Gold Digger™ Development

Today, it is common for studios of all sizes to have a variety of microphones on hand. Comparing them to find the most suitable one to match a particular voice is often cumbersome if not impossible. For instance using a patch bay can slow the process to the point where we no longer remember the sound when switching from one mic to another. And using different preamps or even channel strips can be misleading as each of these can also introduce a degree of personality.

The Gold Digger presents a simple solution that not only makes it easier to compare mics, but also helps tremendously by having the artist participate in the mic selection process. We all know that when the artist is comfortable with the sound, the performance is more relaxed. This usually translates to a better overall recording.

Establishing the feature set

Developing the feature set on the Gold Digger was fairly straight forward. We felt that comparing 4 mics was sufficient as any more mics would cause more confusion than good.
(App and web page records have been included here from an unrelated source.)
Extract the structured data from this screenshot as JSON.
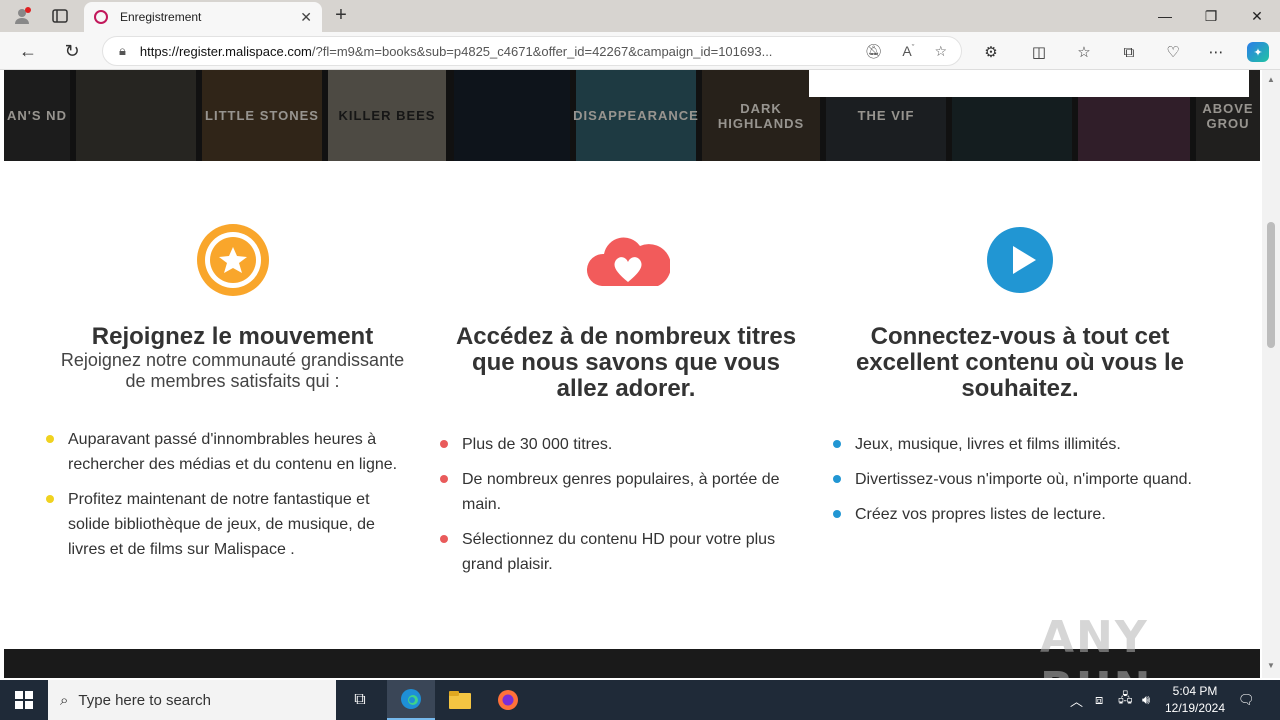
{
  "browser": {
    "tab_title": "Enregistrement",
    "url_host": "https://register.malispace.com",
    "url_path": "/?fl=m9&m=books&sub=p4825_c4671&offer_id=42267&campaign_id=101693..."
  },
  "banner": {
    "posters": [
      "AN'S ND",
      "",
      "LITTLE STONES",
      "KILLER BEES",
      "",
      "DISAPPEARANCE",
      "DARK HIGHLANDS",
      "THE VIF",
      "",
      "",
      "ABOVE GROU"
    ]
  },
  "features": [
    {
      "title": "Rejoignez le mouvement",
      "subtitle": "Rejoignez notre communauté grandissante de membres satisfaits qui :",
      "bullets": [
        "Auparavant passé d'innombrables heures à rechercher des médias et du contenu en ligne.",
        "Profitez maintenant de notre fantastique et solide bibliothèque de jeux, de musique, de livres et de films sur Malispace ."
      ],
      "color": "#f9a62b",
      "dot_color": "#f0d21f"
    },
    {
      "title": "Accédez à de nombreux titres que nous savons que vous allez adorer.",
      "bullets": [
        "Plus de 30 000 titres.",
        "De nombreux genres populaires, à portée de main.",
        "Sélectionnez du contenu HD pour votre plus grand plaisir."
      ],
      "color": "#f25b5b",
      "dot_color": "#e95b5b"
    },
    {
      "title": "Connectez-vous à tout cet excellent contenu où vous le souhaitez.",
      "bullets": [
        "Jeux, musique, livres et films illimités.",
        "Divertissez-vous n'importe où, n'importe quand.",
        "Créez vos propres listes de lecture."
      ],
      "color": "#2196d3",
      "dot_color": "#2196d3"
    }
  ],
  "watermark": "ANY RUN",
  "taskbar": {
    "search_placeholder": "Type here to search",
    "time": "5:04 PM",
    "date": "12/19/2024"
  }
}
Next we decided to make it so that only one mic could be turned on at a time. In other words, as you select one mic, the previous one is automatically turned off. This is done using a series of logic chips. By ensuring only one mic is on at any one time, this speeds work flow and eliminates the possibility of having two mics on which of course could introduce noise or bleed.

Critical to the design was insisting the signal path be completely passive. In other words, there are no gain stages or buffers inside that can introduce distortion, color the signal, or add any form of artifact. The Gold Digger is 100% pure straight wire. Actual mic selection is done using gold sealed relays. The only thing in between the input and the output is the trim control which is basically a resistor. And with less than 0.0005% distortion and better than 140dB signal-to-noise, the Gold Digger's specs are actually at the threshold of the test equipment. We chose to recess the trim controls in order to avoid their being accidentally touched which could cause one level to be louder than the other which could compromise the comparison or disrupt a recording session.
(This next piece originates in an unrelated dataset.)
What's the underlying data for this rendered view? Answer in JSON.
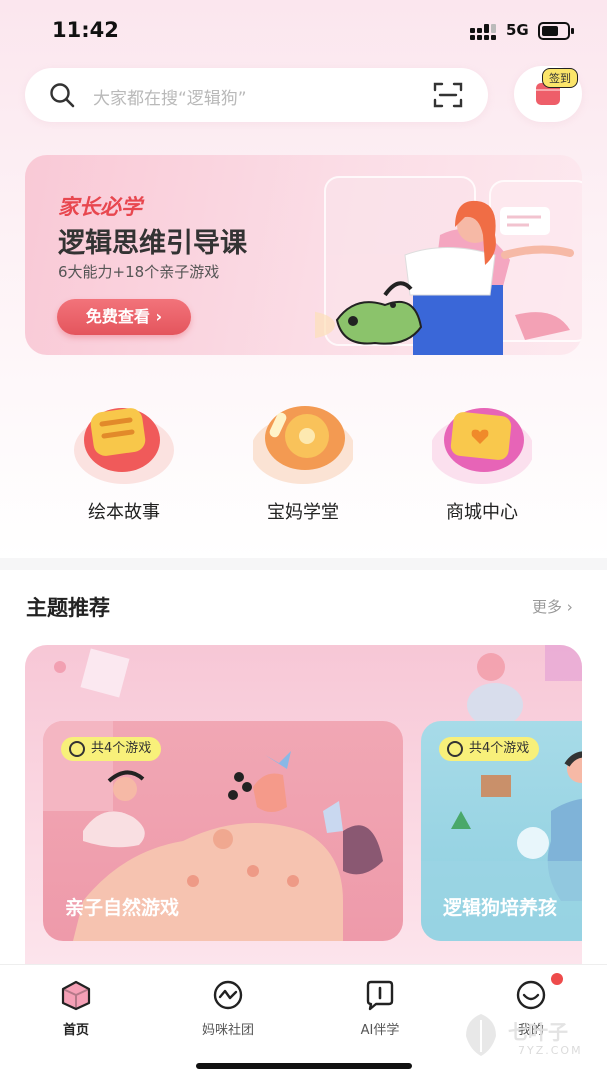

When phantom power is activated, a series of blocking capacitors are engaged to make sure the 48V phantom will not cause havoc to other equipment or problems with vintage ribbon mics. We decided to also recess the 48V phantom switch so that it would not be accidentally turned on which could harm some older vintage ribbon mics.
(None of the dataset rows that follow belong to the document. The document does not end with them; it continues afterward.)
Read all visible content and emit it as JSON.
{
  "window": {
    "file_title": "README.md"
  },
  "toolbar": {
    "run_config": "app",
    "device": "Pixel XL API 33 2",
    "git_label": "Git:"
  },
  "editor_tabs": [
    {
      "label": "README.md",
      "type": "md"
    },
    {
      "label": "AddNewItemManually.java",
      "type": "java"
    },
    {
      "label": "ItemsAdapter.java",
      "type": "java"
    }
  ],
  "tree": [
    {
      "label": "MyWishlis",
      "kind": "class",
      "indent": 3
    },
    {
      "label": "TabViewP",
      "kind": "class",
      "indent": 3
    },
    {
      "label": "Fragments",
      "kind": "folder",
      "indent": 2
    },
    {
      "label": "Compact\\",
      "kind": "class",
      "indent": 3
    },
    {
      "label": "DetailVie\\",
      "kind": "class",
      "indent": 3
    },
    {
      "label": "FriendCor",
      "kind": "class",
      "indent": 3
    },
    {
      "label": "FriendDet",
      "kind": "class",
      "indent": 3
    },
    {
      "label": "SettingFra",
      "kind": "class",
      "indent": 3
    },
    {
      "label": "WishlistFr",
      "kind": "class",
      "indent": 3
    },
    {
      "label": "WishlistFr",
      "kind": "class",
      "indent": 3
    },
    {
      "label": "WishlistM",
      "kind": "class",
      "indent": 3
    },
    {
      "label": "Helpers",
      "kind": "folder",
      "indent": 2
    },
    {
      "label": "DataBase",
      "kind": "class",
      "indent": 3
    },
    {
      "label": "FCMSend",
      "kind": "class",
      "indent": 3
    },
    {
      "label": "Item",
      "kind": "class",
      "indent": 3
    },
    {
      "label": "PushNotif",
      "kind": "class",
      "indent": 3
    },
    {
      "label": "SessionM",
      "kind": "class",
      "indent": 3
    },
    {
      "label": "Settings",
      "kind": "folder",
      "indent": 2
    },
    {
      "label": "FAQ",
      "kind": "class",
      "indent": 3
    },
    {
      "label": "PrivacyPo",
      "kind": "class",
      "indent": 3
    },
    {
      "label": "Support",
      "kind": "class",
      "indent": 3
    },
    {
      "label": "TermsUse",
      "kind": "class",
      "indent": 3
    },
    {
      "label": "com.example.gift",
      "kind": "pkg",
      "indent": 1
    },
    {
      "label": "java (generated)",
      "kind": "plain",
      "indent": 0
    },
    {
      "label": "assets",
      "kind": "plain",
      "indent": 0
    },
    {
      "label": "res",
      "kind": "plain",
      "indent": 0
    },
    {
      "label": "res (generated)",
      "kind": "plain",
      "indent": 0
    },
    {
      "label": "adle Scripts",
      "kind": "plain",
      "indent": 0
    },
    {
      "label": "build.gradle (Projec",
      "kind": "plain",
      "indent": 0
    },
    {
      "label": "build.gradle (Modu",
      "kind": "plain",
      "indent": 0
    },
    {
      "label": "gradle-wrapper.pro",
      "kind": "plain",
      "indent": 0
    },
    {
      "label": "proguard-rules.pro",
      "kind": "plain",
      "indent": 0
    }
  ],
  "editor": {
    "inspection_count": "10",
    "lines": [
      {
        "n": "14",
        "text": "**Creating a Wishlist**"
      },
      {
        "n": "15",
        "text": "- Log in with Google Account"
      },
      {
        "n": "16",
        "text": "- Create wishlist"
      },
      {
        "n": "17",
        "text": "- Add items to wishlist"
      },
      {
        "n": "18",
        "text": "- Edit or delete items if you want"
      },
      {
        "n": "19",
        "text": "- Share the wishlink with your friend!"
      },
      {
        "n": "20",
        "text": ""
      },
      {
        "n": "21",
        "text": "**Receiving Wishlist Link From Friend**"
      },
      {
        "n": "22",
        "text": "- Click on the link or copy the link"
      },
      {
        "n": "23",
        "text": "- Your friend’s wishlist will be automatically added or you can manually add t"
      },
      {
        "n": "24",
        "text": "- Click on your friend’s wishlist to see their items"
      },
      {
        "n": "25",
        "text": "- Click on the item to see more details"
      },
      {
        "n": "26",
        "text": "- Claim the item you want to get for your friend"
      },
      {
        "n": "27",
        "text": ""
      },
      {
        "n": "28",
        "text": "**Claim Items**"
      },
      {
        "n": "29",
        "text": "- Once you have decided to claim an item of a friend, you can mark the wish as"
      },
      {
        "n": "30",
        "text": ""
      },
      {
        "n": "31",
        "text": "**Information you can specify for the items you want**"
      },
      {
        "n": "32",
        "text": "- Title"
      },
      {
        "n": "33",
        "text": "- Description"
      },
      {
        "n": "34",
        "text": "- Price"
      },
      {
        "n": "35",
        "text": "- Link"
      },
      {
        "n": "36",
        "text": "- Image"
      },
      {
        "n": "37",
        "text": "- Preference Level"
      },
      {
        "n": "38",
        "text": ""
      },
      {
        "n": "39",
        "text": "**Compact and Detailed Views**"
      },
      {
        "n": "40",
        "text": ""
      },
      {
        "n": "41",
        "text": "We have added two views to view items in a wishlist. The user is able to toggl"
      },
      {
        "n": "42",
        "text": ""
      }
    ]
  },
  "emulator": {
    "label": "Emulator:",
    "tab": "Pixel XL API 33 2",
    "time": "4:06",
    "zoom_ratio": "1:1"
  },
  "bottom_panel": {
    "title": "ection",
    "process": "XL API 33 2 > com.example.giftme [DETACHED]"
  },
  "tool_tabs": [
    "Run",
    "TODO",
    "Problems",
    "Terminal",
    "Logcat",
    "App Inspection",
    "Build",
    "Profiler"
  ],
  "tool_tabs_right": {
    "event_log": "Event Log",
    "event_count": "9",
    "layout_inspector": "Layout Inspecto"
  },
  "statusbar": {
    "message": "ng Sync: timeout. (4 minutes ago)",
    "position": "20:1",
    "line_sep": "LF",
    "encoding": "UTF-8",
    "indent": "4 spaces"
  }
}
As for the mechanical design, we chose to pack everything into the same design as we used with our popular Phazer and the MC3 monitor controller. This we felt works well as it is good and solid, and heavy enough that it will not slide around when five mic cables are attached!

OH… the name… well… if you think about it.. most condenser mics employ gold foil of sorts on the capsule. Digging for gold simply made sense. The Gold Digger was born!